• [YOUR OBJECTIVE] The answer must consist of every line in the records that contains the word "username".

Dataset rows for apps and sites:
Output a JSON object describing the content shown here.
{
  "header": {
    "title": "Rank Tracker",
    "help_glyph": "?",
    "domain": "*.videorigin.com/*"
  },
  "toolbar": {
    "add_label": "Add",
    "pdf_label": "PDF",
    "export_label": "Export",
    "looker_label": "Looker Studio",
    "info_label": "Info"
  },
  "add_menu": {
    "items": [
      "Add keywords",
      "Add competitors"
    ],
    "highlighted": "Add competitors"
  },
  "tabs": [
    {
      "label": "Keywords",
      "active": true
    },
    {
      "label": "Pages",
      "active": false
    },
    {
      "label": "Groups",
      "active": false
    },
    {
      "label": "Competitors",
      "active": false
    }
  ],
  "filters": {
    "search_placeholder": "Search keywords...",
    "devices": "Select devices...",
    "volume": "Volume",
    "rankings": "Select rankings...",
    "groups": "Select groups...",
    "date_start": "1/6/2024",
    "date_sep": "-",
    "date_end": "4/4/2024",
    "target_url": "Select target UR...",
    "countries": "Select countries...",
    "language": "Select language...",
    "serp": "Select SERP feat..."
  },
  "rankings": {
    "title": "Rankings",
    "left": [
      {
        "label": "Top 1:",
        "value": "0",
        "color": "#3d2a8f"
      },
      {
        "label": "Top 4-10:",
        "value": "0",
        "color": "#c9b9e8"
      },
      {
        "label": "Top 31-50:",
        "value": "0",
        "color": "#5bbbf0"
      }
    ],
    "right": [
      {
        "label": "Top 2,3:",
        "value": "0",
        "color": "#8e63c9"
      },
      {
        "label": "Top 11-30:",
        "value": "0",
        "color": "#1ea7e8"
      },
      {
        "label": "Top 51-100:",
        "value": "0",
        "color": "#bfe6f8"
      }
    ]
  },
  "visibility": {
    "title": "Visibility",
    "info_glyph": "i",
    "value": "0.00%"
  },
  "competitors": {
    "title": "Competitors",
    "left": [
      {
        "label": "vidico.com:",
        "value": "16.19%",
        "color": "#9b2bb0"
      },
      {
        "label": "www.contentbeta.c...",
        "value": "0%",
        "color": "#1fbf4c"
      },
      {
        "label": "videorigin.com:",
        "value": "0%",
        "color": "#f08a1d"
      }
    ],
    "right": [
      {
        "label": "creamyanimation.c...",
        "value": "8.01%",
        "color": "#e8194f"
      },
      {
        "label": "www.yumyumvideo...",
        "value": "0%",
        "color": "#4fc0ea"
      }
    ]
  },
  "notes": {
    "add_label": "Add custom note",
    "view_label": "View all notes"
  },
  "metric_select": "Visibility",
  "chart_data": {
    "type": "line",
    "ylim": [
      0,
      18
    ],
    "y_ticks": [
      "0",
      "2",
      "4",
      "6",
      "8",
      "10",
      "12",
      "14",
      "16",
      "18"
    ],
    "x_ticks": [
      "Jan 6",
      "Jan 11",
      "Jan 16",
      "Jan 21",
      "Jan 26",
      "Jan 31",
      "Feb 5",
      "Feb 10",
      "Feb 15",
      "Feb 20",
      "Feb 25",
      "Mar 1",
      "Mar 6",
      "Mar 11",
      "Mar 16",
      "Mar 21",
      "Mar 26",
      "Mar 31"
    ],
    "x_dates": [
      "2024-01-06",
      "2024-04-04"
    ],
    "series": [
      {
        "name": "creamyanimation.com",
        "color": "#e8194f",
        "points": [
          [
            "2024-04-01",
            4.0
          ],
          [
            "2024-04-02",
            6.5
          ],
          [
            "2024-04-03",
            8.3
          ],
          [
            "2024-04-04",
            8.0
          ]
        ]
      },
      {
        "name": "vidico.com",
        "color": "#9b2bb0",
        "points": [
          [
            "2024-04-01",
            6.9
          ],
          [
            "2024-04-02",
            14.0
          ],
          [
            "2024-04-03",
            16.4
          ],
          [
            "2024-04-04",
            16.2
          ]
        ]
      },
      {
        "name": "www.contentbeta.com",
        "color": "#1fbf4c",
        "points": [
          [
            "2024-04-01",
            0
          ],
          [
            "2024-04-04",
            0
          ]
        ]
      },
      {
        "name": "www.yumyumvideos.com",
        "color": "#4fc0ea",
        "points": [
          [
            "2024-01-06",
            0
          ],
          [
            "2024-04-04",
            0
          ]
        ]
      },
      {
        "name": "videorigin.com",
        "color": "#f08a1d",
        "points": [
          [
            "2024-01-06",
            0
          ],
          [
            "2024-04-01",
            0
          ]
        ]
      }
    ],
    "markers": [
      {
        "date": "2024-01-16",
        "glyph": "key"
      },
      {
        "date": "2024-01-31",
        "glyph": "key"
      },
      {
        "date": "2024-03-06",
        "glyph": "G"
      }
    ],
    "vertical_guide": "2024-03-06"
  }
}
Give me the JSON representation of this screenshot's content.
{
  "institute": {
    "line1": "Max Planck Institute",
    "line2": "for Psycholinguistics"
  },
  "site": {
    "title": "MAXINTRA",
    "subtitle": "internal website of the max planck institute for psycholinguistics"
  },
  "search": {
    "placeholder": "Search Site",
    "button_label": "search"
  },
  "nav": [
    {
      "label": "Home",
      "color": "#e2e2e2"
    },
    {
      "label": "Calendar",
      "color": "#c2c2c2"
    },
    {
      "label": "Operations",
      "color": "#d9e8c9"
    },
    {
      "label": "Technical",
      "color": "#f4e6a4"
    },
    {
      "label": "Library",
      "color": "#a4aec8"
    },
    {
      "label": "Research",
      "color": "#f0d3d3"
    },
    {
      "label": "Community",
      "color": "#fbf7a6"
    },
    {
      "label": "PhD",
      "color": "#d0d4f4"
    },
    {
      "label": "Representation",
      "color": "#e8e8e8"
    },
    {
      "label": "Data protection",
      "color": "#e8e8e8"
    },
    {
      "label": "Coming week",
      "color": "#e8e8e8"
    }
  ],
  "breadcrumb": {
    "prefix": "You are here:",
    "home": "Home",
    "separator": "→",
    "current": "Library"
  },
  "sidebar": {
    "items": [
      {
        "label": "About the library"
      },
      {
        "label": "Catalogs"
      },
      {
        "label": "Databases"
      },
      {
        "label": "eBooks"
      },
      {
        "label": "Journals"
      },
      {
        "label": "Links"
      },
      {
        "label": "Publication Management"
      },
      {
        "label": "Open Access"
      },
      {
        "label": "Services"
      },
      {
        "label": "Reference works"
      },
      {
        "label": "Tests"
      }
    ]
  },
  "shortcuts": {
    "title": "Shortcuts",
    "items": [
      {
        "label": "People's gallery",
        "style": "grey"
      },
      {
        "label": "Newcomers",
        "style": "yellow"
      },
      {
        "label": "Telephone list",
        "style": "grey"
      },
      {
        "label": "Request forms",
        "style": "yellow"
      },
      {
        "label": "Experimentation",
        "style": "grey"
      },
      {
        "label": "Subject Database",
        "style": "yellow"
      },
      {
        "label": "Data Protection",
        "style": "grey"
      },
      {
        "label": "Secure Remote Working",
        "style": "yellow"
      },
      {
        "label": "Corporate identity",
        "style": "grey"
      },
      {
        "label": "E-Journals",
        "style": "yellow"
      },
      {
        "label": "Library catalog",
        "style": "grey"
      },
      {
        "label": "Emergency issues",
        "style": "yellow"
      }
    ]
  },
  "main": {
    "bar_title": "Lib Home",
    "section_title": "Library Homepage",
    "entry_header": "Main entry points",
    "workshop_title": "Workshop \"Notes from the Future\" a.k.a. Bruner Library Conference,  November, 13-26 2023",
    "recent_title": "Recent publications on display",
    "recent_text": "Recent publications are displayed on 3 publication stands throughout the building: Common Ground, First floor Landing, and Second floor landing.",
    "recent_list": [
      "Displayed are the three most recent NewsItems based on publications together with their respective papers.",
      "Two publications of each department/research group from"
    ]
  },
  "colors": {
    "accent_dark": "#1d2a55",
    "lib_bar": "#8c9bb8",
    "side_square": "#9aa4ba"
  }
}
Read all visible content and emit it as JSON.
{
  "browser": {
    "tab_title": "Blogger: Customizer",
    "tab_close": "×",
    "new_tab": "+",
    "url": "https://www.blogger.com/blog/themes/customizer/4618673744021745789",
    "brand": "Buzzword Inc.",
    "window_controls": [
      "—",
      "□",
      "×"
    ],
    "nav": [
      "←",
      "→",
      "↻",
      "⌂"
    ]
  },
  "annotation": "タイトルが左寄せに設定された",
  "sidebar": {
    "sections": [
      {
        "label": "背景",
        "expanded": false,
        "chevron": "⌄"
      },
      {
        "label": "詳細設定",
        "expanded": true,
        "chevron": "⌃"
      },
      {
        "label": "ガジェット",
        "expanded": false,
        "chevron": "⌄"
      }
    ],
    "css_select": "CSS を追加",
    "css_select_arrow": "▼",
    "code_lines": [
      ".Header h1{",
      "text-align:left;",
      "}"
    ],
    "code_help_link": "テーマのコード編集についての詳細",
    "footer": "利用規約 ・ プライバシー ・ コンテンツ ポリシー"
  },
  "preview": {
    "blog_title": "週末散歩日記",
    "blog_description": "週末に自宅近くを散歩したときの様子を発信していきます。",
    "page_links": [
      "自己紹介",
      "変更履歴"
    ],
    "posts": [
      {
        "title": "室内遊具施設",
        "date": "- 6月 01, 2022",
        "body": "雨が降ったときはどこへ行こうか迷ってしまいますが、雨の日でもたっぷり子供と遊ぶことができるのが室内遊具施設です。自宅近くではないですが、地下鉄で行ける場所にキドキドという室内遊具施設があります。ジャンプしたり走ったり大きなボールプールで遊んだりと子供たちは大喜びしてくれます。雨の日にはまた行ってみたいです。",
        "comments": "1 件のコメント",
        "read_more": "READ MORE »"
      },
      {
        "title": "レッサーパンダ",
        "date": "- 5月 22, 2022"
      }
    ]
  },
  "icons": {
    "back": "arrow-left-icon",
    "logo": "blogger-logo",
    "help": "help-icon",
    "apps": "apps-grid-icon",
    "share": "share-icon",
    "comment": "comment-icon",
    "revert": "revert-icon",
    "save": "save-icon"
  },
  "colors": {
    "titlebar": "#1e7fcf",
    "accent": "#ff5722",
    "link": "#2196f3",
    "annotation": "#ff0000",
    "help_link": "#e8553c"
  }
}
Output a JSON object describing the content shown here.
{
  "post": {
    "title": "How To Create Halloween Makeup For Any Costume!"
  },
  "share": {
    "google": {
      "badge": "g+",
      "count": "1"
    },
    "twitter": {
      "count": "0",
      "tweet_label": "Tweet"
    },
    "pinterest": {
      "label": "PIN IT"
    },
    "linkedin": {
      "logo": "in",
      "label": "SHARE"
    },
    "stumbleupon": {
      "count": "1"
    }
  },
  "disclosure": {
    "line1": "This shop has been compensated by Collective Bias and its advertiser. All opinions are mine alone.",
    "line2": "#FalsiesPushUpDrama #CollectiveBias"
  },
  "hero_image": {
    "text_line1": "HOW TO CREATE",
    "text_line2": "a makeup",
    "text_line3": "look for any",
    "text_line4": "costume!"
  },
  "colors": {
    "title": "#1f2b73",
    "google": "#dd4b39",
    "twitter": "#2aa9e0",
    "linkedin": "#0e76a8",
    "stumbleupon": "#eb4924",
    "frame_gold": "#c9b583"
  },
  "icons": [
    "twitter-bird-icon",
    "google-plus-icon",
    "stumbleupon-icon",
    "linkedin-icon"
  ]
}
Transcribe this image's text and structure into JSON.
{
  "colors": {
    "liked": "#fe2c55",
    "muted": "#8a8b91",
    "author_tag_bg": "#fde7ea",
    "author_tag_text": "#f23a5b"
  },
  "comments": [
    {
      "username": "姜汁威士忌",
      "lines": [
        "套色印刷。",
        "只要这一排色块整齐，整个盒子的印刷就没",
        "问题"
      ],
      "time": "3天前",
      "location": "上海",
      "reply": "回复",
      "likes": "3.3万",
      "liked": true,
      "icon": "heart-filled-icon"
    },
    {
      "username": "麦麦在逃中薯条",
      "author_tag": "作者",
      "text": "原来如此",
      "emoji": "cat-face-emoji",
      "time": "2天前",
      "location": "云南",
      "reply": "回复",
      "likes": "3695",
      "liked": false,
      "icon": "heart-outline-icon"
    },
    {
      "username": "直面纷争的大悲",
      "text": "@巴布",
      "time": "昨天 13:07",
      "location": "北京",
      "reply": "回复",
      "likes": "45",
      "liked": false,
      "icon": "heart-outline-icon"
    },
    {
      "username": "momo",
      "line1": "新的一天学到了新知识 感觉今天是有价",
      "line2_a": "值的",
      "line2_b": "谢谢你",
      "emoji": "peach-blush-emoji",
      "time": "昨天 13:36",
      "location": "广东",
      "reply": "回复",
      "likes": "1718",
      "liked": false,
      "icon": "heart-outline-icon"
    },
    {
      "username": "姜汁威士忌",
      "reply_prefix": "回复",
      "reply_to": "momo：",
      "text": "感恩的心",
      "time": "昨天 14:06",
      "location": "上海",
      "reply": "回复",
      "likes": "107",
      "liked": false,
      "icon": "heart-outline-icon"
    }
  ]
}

• [EXERCISE SOLUTION]
      "username": "姜汁威士忌",
      "username": "麦麦在逃中薯条",
      "username": "直面纷争的大悲",
      "username": "momo",
      "username": "姜汁威士忌",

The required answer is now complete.